WHEREAS the said treaty, protocol and notes were ratified by the President of the United States of America on September 14, 1956, in pursuance of the aforesaid advice and consent of the Senate, and have been duly ratified on the part of the Kingdom of the Netherlands;
 
WHEREAS the respective instruments of ratification of the said treaty, protocol and notes were duly exchanged at Washington on November 5, 1957;
 
AND WHEREAS it is provided in Article XXVII of the said treaty that the treaty shall enter into force one month after the day of exchange of ratifications and in the said protocol and exchange of notes, respectively, that the provisions thereof shall be considered an integral part of the treaty;
 
NOW, THEREFORE, be it known that I, Dwight D. Eisenhower, President of the United States of America, do hereby proclaim and make public the said treaty, protocol and notes to the end that the same and every article and clause thereof may be observed and fulfilled in good faith on and after December 5, 1957, one month after the day of exchange of ratifications, by the United States of America and by the citizens of the United States of America and all other persons subject to the jurisdiction thereof.
 
IN TESTIMONY WHEREOF, I have hereunto set my hand and caused the Seal of the United States of America to be affixed.
 
DONE at the city of Washington this fifteenth day of November in the year of our Lord one thousand nine hundred fifty-seven and of the Independence of the United States of America the one hundred eighty-second.
 
DWIGHT D EISENHOWER
 
By the President: JOHN FOSTER DULLES
 
Secretary of State
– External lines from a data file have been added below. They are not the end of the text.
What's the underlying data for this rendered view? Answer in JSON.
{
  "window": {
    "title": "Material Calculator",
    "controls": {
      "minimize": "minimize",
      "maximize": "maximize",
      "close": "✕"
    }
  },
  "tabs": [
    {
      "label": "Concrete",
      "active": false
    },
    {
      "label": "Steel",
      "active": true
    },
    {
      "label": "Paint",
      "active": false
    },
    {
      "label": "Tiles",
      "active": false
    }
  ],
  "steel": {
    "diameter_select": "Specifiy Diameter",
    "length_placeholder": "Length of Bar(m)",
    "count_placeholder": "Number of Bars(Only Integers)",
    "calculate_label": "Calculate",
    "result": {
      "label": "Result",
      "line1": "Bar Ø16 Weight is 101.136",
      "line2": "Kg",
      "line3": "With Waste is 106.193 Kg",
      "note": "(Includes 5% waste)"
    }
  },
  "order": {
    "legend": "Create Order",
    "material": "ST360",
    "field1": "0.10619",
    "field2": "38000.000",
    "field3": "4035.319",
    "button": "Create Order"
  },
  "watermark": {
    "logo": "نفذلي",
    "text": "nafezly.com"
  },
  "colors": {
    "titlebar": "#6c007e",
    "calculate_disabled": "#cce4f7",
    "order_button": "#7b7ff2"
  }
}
Attached Files
There are no attachments for this article.
Comments
There are no comments for this article. Be the first to post a comment.
Name
Email
Security Code Security Code
Related Articles RSS Feed
Direct tax treaty between India and the Netherlands
Viewed 5820 times since Mon, Jul 30, 2012
Tax on income from foreign (Sri Lanka) project
Viewed 14912 times since Thu, Jan 10, 2013
Tax on income earned abroad
Viewed 3330 times since Fri, Aug 30, 2013
Taxation of foreign military pension - in this question a UK pension
Viewed 10850 times since Thu, Feb 7, 2013
MENU